In an article on The Conversation, Australian National University professor of law Andrew Macintosh said the panel’s conclusion that the scheme remained largely sound was hard to fathom and was bewildered by the panel’s decision not to reference the findings of a review it commissioned from the Australian Academy of Science.
This review had found numerous flaws in the methods and governance processes. Like the risk the human-induced regeneration method is crediting vegetation change brought on by, y’know, nature and rainfall.
Or that the baseline used to calculate carbon abatement for landfill gas didn’t account for other financial and regulatory incentives offered to operators for capturing and combusting methane.
Macintosh had previously indicated that between 70% and 80% of Australian credits issued did not represent real and additional abatement.
That’s a lot. Possibly too much but I’m not a scientist.
The Australia Institute added that its concerns about low-integrity credits remained unassuaged and that they would continue to be used in the upcoming safeguard mechanism.
Meanwhile research and advisory firm RapuTex Energy reckons (contrary to the belief restoring integrity to the ACCU market will lead to a reduction in supply and a sharp increase in prices) the potential reductions in crediting are expected to be offset by the annual growth profile of ACCU issuance.
It added that the “avoided deforestation” methodology that looks set to be ended was already nearing the conclusion of its crediting period and was already assumed to cease crediting within its business-as-usual expectations.
Meanwhile, the Australian Conservation Foundation wants an audit of existing projects using this methodology, saying the carbon credits previously approved under the method did not represent real abatement and are essentially junk credit.
While some might be inclined to ignore critique arising primarily from the green lobby, it is worth a closer look at their concerns given that ACCUs will play a key role in the Albanese Government’s carbon pricing plans.

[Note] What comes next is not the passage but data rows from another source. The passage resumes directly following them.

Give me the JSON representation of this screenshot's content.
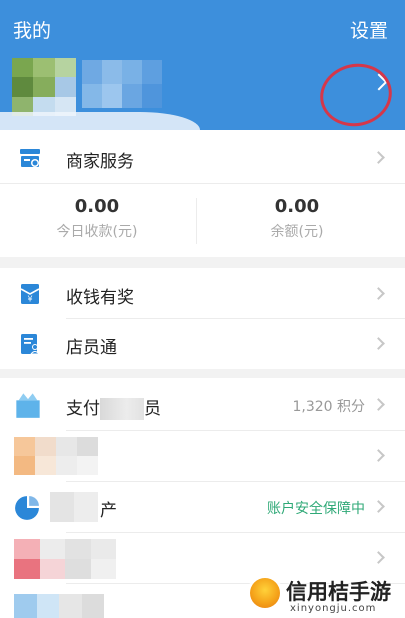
{
  "header": {
    "title": "我的",
    "settings_label": "设置"
  },
  "merchant": {
    "label": "商家服务"
  },
  "stats": [
    {
      "value": "0.00",
      "caption": "今日收款(元)"
    },
    {
      "value": "0.00",
      "caption": "余额(元)"
    }
  ],
  "menu1": [
    {
      "label": "收钱有奖",
      "icon": "reward-envelope-icon"
    },
    {
      "label": "店员通",
      "icon": "staff-document-icon"
    }
  ],
  "menu2": {
    "member": {
      "label_visible": "支付",
      "label_tail": "员",
      "value": "1,320 积分"
    },
    "assets": {
      "label_tail": "产",
      "value": "账户安全保障中"
    }
  },
  "watermark": {
    "title": "信用桔手游",
    "subtitle": "xinyongju.com"
  },
  "colors": {
    "header_blue": "#3d8fdc",
    "icon_blue": "#2b87d8",
    "secure_green": "#2fa977",
    "annotation_red": "#d5374a"
  }
}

Ensuring that Australia’s emissions reduction plans are based on a credible foundation will be essential going forward.
Likewise, the Climate Council’s stand that ACCUs should be a tool of last resort is sound. Real emissions abatement requires active efforts to reduce or remove emissions, not avoiding the hard work by buying carbon credits.
While actively reducing or removing emissions might be initially costly, they provide a base for companies to progress more cost effectively in the future rather than endlessly buying ACCUs and exposing operations to a carbon market.
This is especially true when considering that this might be the year for companies in environmentally unfriendly industries to transition towards a cleaner future.